Even if your contract wording may exclude you directly from the class action, it is likely that all authors may benefit from a settlement that provides clarity on contractual and royalty issues pertaining to digital and subscription sales.
“This is not a case where authors should sit back and do nothing,” states Chanler A. Langham, point person for the law firm handling the case. “The more data we receive from authors, including contracts and royalty statements, the better. Before a case goes through discovery, there is always an information asymmetry with the defendant holding most of the cards, and so the more authors we speak with now, even if they are not a named plaintiff and have no intention of being one, the better our position will be.”
Langham encourages Cengage authors to contact him by phone at 713-653-7839 or by email firstname.lastname@example.org to discuss the case, explaining that “Cengage authors do not need to actively join or participate in the lawsuit at this time. If the case is certified as a class action, authors will be provided notice about their rights to continue to participate.”
It is also possible that the two current cases, Hull and Bernstein, could be combined into a single class action. Both cases were filed in the Southern District Court of New York and before the same judge. If and when the court certifies the class action, it will also define who is included in the class and order that they be notified. Everyone in the class will be part of the case unless they choose to opt out by following the instructions in the class action notice.
When asked to comment on the Bernstein case, Cengage Vice President for Public & Media Relations Lindsay Stanley explained in a written statement that MindTap and Cengage Unlimited are an effort to “improve students’ access to affordable, quality learning materials.” She went on to write, “We have communicated clearly with our authors that the subscription service is consistent with the terms of their contracts, which we continue to honor. Since the service launched, we are in regular communication with them about the impact of the subscription on their royalties.”

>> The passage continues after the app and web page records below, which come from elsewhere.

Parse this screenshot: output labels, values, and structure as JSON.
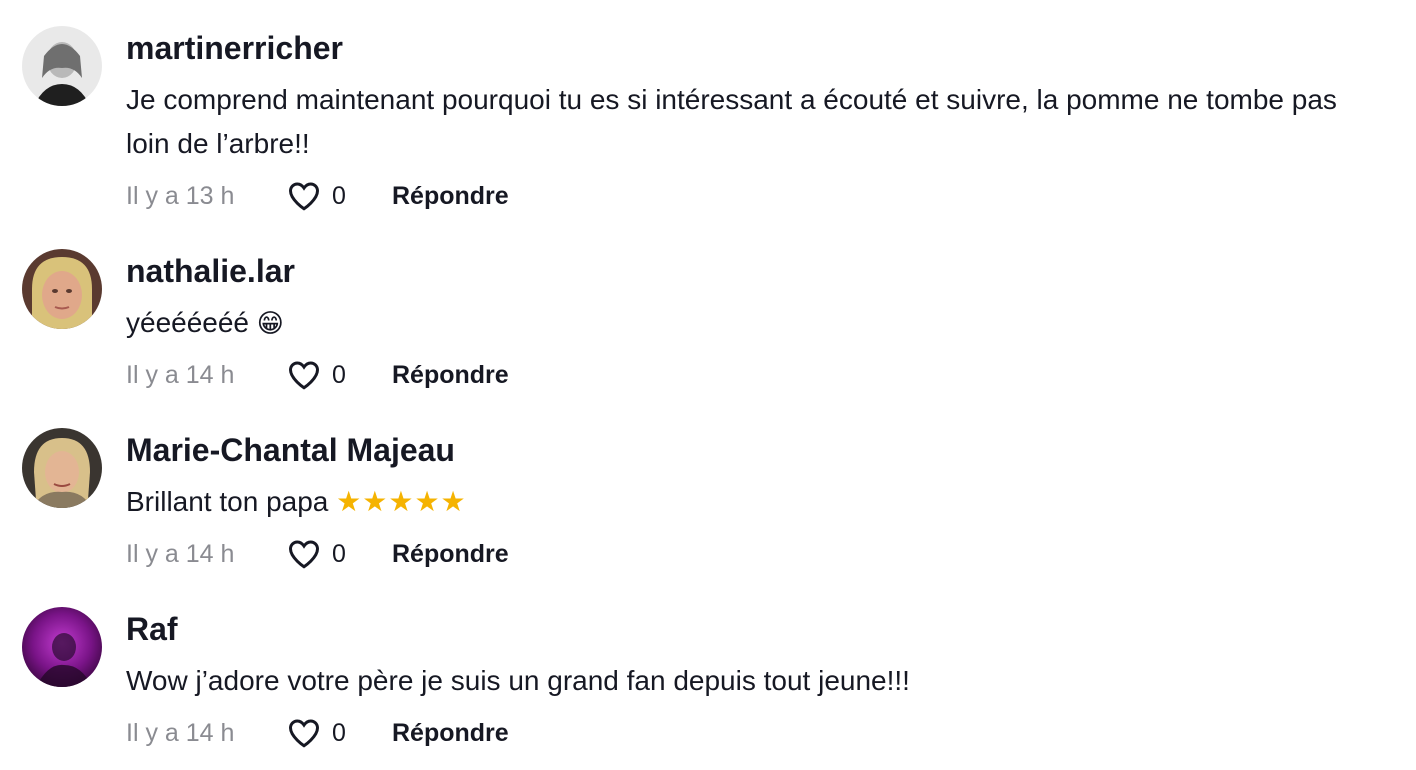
{
  "comments": [
    {
      "username": "martinerricher",
      "text": "Je comprend maintenant pourquoi tu es si intéressant a écouté et suivre, la pomme ne tombe pas loin de l’arbre!!",
      "emoji": "",
      "time": "Il y a 13 h",
      "likes": "0",
      "reply_label": "Répondre"
    },
    {
      "username": "nathalie.lar",
      "text": "yéeééeéé ",
      "emoji": "😁",
      "time": "Il y a 14 h",
      "likes": "0",
      "reply_label": "Répondre"
    },
    {
      "username": "Marie-Chantal Majeau",
      "text": "Brillant ton papa ",
      "emoji": "★★★★★",
      "time": "Il y a 14 h",
      "likes": "0",
      "reply_label": "Répondre"
    },
    {
      "username": "Raf",
      "text": "Wow j’adore votre père je suis un grand fan depuis tout jeune!!!",
      "emoji": "",
      "time": "Il y a 14 h",
      "likes": "0",
      "reply_label": "Répondre"
    }
  ],
  "icons": {
    "like": "heart-outline-icon"
  },
  "colors": {
    "text": "#161823",
    "muted": "#8a8b91",
    "star": "#f5b301"
  }
}
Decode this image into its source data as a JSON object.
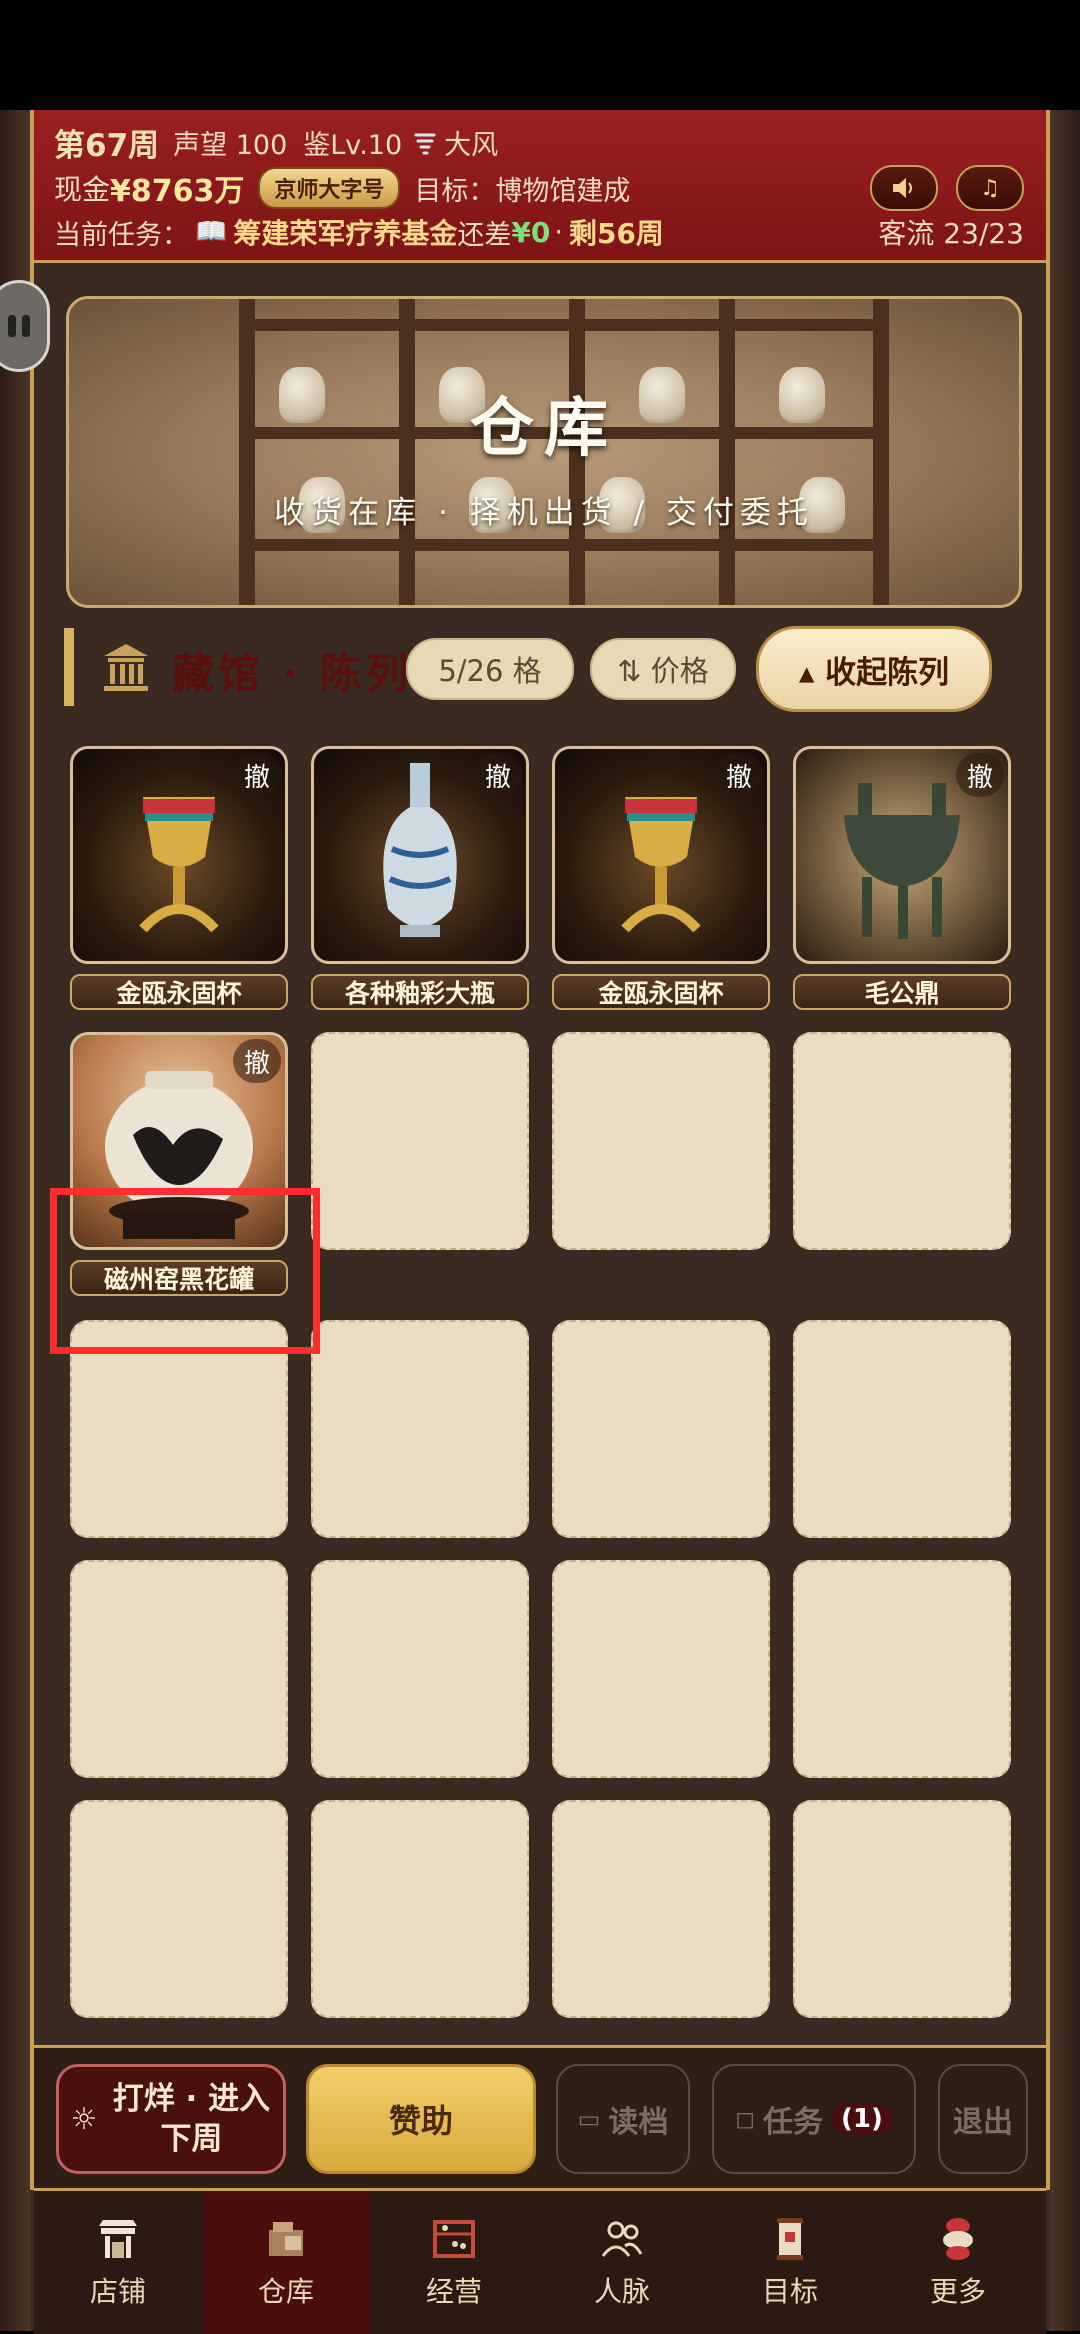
{
  "header": {
    "week": "第67周",
    "reputation": "声望 100",
    "appraisal": "鉴Lv.10",
    "weather": "大风",
    "cash_label": "现金",
    "cash_value": "¥8763万",
    "badge": "京师大字号",
    "goal": "目标：博物馆建成",
    "task_label": "当前任务：",
    "task_name": "筹建荣军疗养基金",
    "task_gap_label": "还差",
    "task_gap_value": "¥0",
    "task_sep": "·",
    "remain": "剩56周",
    "traffic": "客流 23/23",
    "sound_icon": "speaker-icon",
    "music_icon": "music-icon"
  },
  "banner": {
    "title": "仓库",
    "subtitle": "收货在库 · 择机出货 / 交付委托"
  },
  "section": {
    "title": "藏馆 · 陈列",
    "slots": "5/26 格",
    "sort": "⇅ 价格",
    "collapse": "▴ 收起陈列"
  },
  "items": [
    {
      "name": "金瓯永固杯",
      "remove": "撤",
      "color": "#c9a040"
    },
    {
      "name": "各种釉彩大瓶",
      "remove": "撤",
      "color": "#9bb6c6"
    },
    {
      "name": "金瓯永固杯",
      "remove": "撤",
      "color": "#c9a040"
    },
    {
      "name": "毛公鼎",
      "remove": "撤",
      "color": "#3f4a3c"
    },
    {
      "name": "磁州窑黑花罐",
      "remove": "撤",
      "color": "#e9e2d2"
    }
  ],
  "actions": {
    "week": "打烊 · 进入下周",
    "sponsor": "赞助",
    "load": "读档",
    "tasks": "任务",
    "tasks_count": "(1)",
    "exit": "退出"
  },
  "nav": [
    {
      "label": "店铺",
      "icon": "shop-icon"
    },
    {
      "label": "仓库",
      "icon": "warehouse-icon"
    },
    {
      "label": "经营",
      "icon": "abacus-icon"
    },
    {
      "label": "人脉",
      "icon": "people-icon"
    },
    {
      "label": "目标",
      "icon": "scroll-icon"
    },
    {
      "label": "更多",
      "icon": "more-icon"
    }
  ]
}
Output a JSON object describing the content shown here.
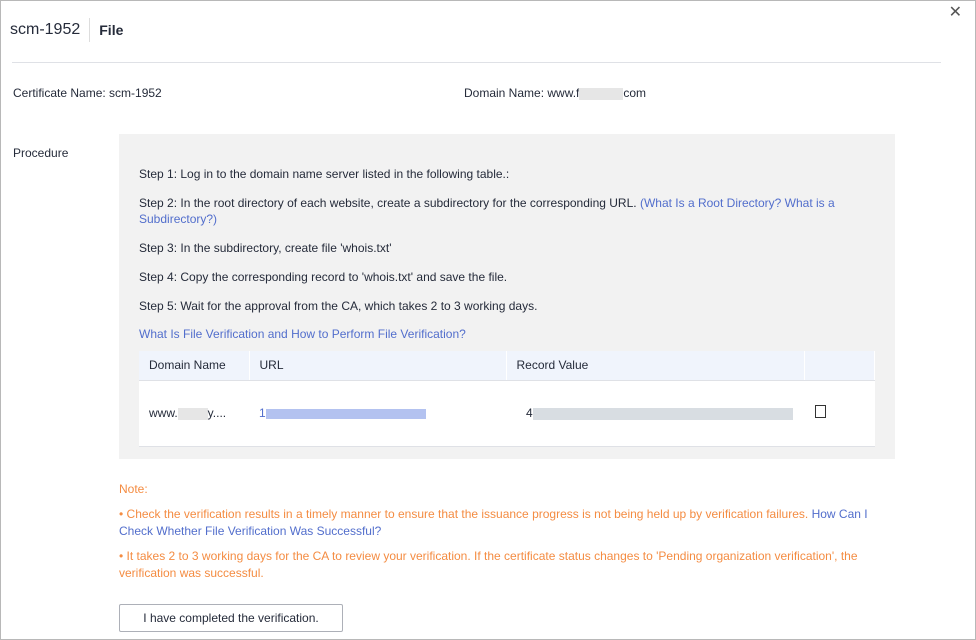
{
  "header": {
    "title": "scm-1952",
    "subtitle": "File",
    "close": "✕"
  },
  "info": {
    "cert_label": "Certificate Name: scm-1952",
    "domain_prefix": "Domain Name: www.f",
    "domain_suffix": "com"
  },
  "procedure": {
    "label": "Procedure",
    "steps": [
      "Step 1: Log in to the domain name server listed in the following table.:",
      "Step 2: In the root directory of each website, create a subdirectory for the corresponding URL.",
      "Step 3: In the subdirectory, create file 'whois.txt'",
      "Step 4: Copy the corresponding record to 'whois.txt' and save the file.",
      "Step 5: Wait for the approval from the CA, which takes 2 to 3 working days."
    ],
    "step2_link": "(What Is a Root Directory?  What is a Subdirectory?)",
    "help_link": "What Is File Verification and How to Perform File Verification?",
    "table": {
      "headers": [
        "Domain Name",
        "URL",
        "Record Value"
      ],
      "row": {
        "domain_prefix": "www.",
        "domain_suffix": "y....",
        "url_prefix": "1",
        "record_prefix": "4"
      }
    }
  },
  "notes": {
    "title": "Note:",
    "n1": "• Check the verification results in a timely manner to ensure that the issuance progress is not being held up by verification failures.",
    "n1_link": "How Can I Check Whether File Verification Was Successful?",
    "n2": "• It takes 2 to 3 working days for the CA to review your verification. If the certificate status changes to 'Pending organization verification', the verification was successful."
  },
  "button": "I have completed the verification."
}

June Jamrich Parsons is an educator, digital book pioneer, co-author of Texty and McGuffey Award-winning textbooks, a TAA Fellow, and chair of the Publishing Practices Committee. She co-developed the first commercially successful multimedia, interactive digital textbook; one that set the bar for platforms now being developed by educational publishers. Her career includes extensive classroom teaching, product design for eCourseware, textbook authoring for Course Technology and Cengage, Creative Strategist for MediaTechnics Corporation, and Director of Content for Veative Virtual Reality Labs. She holds a doctorate in instructional technology, CCP (Certified Computing Professional) certification, and is a member of the Association for Computing Machinery.